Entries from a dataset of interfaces
= Beginning of Section =

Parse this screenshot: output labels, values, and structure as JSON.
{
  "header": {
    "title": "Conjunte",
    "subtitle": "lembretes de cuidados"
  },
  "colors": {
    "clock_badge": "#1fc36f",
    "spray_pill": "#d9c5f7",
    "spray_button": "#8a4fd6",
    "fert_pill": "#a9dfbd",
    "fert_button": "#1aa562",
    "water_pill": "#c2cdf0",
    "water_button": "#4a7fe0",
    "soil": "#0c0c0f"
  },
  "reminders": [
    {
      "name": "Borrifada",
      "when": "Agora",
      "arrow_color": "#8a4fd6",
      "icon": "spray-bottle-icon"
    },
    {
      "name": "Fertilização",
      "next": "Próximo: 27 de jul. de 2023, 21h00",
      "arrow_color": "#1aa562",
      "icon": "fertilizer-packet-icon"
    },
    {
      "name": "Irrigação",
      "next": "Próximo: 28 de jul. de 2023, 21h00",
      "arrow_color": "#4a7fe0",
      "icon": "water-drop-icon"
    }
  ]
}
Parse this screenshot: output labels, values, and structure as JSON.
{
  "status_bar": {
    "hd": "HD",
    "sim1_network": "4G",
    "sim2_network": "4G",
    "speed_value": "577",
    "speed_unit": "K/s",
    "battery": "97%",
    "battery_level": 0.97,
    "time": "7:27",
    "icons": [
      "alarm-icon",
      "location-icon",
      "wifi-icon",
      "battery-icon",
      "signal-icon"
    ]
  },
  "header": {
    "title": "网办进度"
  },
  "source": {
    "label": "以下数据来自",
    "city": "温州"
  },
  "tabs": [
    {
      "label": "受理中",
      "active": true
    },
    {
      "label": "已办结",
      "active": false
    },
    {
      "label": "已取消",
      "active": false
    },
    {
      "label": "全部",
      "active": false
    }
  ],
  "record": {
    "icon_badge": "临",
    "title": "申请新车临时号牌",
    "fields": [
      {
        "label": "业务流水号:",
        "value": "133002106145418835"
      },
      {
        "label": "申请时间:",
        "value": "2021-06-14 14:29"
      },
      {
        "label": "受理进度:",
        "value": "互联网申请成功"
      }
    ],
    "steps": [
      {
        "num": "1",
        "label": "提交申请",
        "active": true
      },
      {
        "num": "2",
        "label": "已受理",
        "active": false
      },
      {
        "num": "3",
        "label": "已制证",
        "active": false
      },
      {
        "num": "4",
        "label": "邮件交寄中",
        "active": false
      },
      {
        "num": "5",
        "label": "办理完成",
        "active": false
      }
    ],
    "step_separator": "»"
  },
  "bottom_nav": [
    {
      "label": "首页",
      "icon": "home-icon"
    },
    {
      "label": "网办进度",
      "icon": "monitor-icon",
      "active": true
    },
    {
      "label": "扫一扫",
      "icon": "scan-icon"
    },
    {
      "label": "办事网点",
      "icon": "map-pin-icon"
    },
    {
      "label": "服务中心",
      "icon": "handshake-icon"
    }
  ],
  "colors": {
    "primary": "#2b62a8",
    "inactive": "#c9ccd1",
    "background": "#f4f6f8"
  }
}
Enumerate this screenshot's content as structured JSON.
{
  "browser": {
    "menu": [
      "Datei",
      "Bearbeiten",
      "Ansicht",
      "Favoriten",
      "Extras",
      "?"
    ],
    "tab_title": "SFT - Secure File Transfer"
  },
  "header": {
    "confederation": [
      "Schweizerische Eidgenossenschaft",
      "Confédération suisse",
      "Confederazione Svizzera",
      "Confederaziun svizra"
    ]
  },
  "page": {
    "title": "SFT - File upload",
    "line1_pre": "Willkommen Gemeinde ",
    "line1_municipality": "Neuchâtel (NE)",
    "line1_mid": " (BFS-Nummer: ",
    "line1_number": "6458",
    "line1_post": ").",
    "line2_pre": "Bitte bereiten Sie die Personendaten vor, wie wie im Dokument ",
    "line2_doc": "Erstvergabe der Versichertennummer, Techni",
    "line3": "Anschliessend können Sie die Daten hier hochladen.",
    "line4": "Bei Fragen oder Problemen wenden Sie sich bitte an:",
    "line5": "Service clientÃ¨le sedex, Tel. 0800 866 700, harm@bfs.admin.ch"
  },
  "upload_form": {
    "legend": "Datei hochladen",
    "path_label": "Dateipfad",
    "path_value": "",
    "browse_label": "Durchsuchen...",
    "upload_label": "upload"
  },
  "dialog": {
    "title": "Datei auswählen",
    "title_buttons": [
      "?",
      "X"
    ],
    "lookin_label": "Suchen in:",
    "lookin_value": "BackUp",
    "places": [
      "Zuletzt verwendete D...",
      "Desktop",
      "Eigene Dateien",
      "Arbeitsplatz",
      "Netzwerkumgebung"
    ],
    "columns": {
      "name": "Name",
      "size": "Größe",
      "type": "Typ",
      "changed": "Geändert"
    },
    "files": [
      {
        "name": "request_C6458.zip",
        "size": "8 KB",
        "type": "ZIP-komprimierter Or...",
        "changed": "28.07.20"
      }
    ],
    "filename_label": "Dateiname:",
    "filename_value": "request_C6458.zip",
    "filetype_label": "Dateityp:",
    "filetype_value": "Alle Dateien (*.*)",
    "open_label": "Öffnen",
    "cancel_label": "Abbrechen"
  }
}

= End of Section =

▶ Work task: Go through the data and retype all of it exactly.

▶ Response to this exercise:
Parse this screenshot: output labels, values, and structure as JSON.
{
  "header": {
    "title": "Conjunte",
    "subtitle": "lembretes de cuidados"
  },
  "colors": {
    "clock_badge": "#1fc36f",
    "spray_pill": "#d9c5f7",
    "spray_button": "#8a4fd6",
    "fert_pill": "#a9dfbd",
    "fert_button": "#1aa562",
    "water_pill": "#c2cdf0",
    "water_button": "#4a7fe0",
    "soil": "#0c0c0f"
  },
  "reminders": [
    {
      "name": "Borrifada",
      "when": "Agora",
      "arrow_color": "#8a4fd6",
      "icon": "spray-bottle-icon"
    },
    {
      "name": "Fertilização",
      "next": "Próximo: 27 de jul. de 2023, 21h00",
      "arrow_color": "#1aa562",
      "icon": "fertilizer-packet-icon"
    },
    {
      "name": "Irrigação",
      "next": "Próximo: 28 de jul. de 2023, 21h00",
      "arrow_color": "#4a7fe0",
      "icon": "water-drop-icon"
    }
  ]
}
Parse this screenshot: output labels, values, and structure as JSON.
{
  "status_bar": {
    "hd": "HD",
    "sim1_network": "4G",
    "sim2_network": "4G",
    "speed_value": "577",
    "speed_unit": "K/s",
    "battery": "97%",
    "battery_level": 0.97,
    "time": "7:27",
    "icons": [
      "alarm-icon",
      "location-icon",
      "wifi-icon",
      "battery-icon",
      "signal-icon"
    ]
  },
  "header": {
    "title": "网办进度"
  },
  "source": {
    "label": "以下数据来自",
    "city": "温州"
  },
  "tabs": [
    {
      "label": "受理中",
      "active": true
    },
    {
      "label": "已办结",
      "active": false
    },
    {
      "label": "已取消",
      "active": false
    },
    {
      "label": "全部",
      "active": false
    }
  ],
  "record": {
    "icon_badge": "临",
    "title": "申请新车临时号牌",
    "fields": [
      {
        "label": "业务流水号:",
        "value": "133002106145418835"
      },
      {
        "label": "申请时间:",
        "value": "2021-06-14 14:29"
      },
      {
        "label": "受理进度:",
        "value": "互联网申请成功"
      }
    ],
    "steps": [
      {
        "num": "1",
        "label": "提交申请",
        "active": true
      },
      {
        "num": "2",
        "label": "已受理",
        "active": false
      },
      {
        "num": "3",
        "label": "已制证",
        "active": false
      },
      {
        "num": "4",
        "label": "邮件交寄中",
        "active": false
      },
      {
        "num": "5",
        "label": "办理完成",
        "active": false
      }
    ],
    "step_separator": "»"
  },
  "bottom_nav": [
    {
      "label": "首页",
      "icon": "home-icon"
    },
    {
      "label": "网办进度",
      "icon": "monitor-icon",
      "active": true
    },
    {
      "label": "扫一扫",
      "icon": "scan-icon"
    },
    {
      "label": "办事网点",
      "icon": "map-pin-icon"
    },
    {
      "label": "服务中心",
      "icon": "handshake-icon"
    }
  ],
  "colors": {
    "primary": "#2b62a8",
    "inactive": "#c9ccd1",
    "background": "#f4f6f8"
  }
}
Enumerate this screenshot's content as structured JSON.
{
  "browser": {
    "menu": [
      "Datei",
      "Bearbeiten",
      "Ansicht",
      "Favoriten",
      "Extras",
      "?"
    ],
    "tab_title": "SFT - Secure File Transfer"
  },
  "header": {
    "confederation": [
      "Schweizerische Eidgenossenschaft",
      "Confédération suisse",
      "Confederazione Svizzera",
      "Confederaziun svizra"
    ]
  },
  "page": {
    "title": "SFT - File upload",
    "line1_pre": "Willkommen Gemeinde ",
    "line1_municipality": "Neuchâtel (NE)",
    "line1_mid": " (BFS-Nummer: ",
    "line1_number": "6458",
    "line1_post": ").",
    "line2_pre": "Bitte bereiten Sie die Personendaten vor, wie wie im Dokument ",
    "line2_doc": "Erstvergabe der Versichertennummer, Techni",
    "line3": "Anschliessend können Sie die Daten hier hochladen.",
    "line4": "Bei Fragen oder Problemen wenden Sie sich bitte an:",
    "line5": "Service clientÃ¨le sedex, Tel. 0800 866 700, harm@bfs.admin.ch"
  },
  "upload_form": {
    "legend": "Datei hochladen",
    "path_label": "Dateipfad",
    "path_value": "",
    "browse_label": "Durchsuchen...",
    "upload_label": "upload"
  },
  "dialog": {
    "title": "Datei auswählen",
    "title_buttons": [
      "?",
      "X"
    ],
    "lookin_label": "Suchen in:",
    "lookin_value": "BackUp",
    "places": [
      "Zuletzt verwendete D...",
      "Desktop",
      "Eigene Dateien",
      "Arbeitsplatz",
      "Netzwerkumgebung"
    ],
    "columns": {
      "name": "Name",
      "size": "Größe",
      "type": "Typ",
      "changed": "Geändert"
    },
    "files": [
      {
        "name": "request_C6458.zip",
        "size": "8 KB",
        "type": "ZIP-komprimierter Or...",
        "changed": "28.07.20"
      }
    ],
    "filename_label": "Dateiname:",
    "filename_value": "request_C6458.zip",
    "filetype_label": "Dateityp:",
    "filetype_value": "Alle Dateien (*.*)",
    "open_label": "Öffnen",
    "cancel_label": "Abbrechen"
  }
}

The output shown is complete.